**** Data to process
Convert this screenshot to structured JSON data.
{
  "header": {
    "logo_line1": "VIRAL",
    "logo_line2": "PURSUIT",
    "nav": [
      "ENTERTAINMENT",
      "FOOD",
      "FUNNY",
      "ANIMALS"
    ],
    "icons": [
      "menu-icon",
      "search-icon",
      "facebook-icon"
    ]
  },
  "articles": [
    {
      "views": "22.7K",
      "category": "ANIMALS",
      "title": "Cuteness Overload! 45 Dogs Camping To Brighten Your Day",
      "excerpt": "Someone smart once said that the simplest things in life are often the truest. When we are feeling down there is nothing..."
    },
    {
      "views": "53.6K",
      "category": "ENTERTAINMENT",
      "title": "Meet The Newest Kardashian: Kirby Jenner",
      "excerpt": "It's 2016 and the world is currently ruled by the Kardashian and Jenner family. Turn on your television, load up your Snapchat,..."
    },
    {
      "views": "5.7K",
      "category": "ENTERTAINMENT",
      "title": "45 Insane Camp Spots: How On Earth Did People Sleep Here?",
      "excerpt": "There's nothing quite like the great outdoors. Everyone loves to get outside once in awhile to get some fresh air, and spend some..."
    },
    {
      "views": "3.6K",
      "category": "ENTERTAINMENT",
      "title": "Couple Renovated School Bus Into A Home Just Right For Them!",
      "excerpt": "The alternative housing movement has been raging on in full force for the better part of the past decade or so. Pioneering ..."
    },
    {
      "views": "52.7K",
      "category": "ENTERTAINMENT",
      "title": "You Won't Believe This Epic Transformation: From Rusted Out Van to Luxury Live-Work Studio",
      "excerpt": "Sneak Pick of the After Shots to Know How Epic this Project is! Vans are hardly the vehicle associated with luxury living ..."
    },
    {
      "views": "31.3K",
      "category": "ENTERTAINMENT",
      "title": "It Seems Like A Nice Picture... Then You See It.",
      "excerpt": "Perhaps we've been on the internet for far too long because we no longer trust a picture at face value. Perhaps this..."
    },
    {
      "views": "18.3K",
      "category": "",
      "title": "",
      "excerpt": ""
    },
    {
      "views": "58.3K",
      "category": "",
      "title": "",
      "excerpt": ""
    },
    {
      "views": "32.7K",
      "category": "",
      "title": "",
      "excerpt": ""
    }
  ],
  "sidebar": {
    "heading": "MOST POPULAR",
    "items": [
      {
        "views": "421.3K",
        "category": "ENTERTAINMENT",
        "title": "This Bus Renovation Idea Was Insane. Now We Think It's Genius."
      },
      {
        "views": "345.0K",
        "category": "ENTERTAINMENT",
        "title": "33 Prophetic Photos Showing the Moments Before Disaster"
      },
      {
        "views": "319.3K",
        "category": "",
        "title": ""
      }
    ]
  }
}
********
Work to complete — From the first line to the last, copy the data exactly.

Problem solution —
Convert this screenshot to structured JSON data.
{
  "header": {
    "logo_line1": "VIRAL",
    "logo_line2": "PURSUIT",
    "nav": [
      "ENTERTAINMENT",
      "FOOD",
      "FUNNY",
      "ANIMALS"
    ],
    "icons": [
      "menu-icon",
      "search-icon",
      "facebook-icon"
    ]
  },
  "articles": [
    {
      "views": "22.7K",
      "category": "ANIMALS",
      "title": "Cuteness Overload! 45 Dogs Camping To Brighten Your Day",
      "excerpt": "Someone smart once said that the simplest things in life are often the truest. When we are feeling down there is nothing..."
    },
    {
      "views": "53.6K",
      "category": "ENTERTAINMENT",
      "title": "Meet The Newest Kardashian: Kirby Jenner",
      "excerpt": "It's 2016 and the world is currently ruled by the Kardashian and Jenner family. Turn on your television, load up your Snapchat,..."
    },
    {
      "views": "5.7K",
      "category": "ENTERTAINMENT",
      "title": "45 Insane Camp Spots: How On Earth Did People Sleep Here?",
      "excerpt": "There's nothing quite like the great outdoors. Everyone loves to get outside once in awhile to get some fresh air, and spend some..."
    },
    {
      "views": "3.6K",
      "category": "ENTERTAINMENT",
      "title": "Couple Renovated School Bus Into A Home Just Right For Them!",
      "excerpt": "The alternative housing movement has been raging on in full force for the better part of the past decade or so. Pioneering ..."
    },
    {
      "views": "52.7K",
      "category": "ENTERTAINMENT",
      "title": "You Won't Believe This Epic Transformation: From Rusted Out Van to Luxury Live-Work Studio",
      "excerpt": "Sneak Pick of the After Shots to Know How Epic this Project is! Vans are hardly the vehicle associated with luxury living ..."
    },
    {
      "views": "31.3K",
      "category": "ENTERTAINMENT",
      "title": "It Seems Like A Nice Picture... Then You See It.",
      "excerpt": "Perhaps we've been on the internet for far too long because we no longer trust a picture at face value. Perhaps this..."
    },
    {
      "views": "18.3K",
      "category": "",
      "title": "",
      "excerpt": ""
    },
    {
      "views": "58.3K",
      "category": "",
      "title": "",
      "excerpt": ""
    },
    {
      "views": "32.7K",
      "category": "",
      "title": "",
      "excerpt": ""
    }
  ],
  "sidebar": {
    "heading": "MOST POPULAR",
    "items": [
      {
        "views": "421.3K",
        "category": "ENTERTAINMENT",
        "title": "This Bus Renovation Idea Was Insane. Now We Think It's Genius."
      },
      {
        "views": "345.0K",
        "category": "ENTERTAINMENT",
        "title": "33 Prophetic Photos Showing the Moments Before Disaster"
      },
      {
        "views": "319.3K",
        "category": "",
        "title": ""
      }
    ]
  }
}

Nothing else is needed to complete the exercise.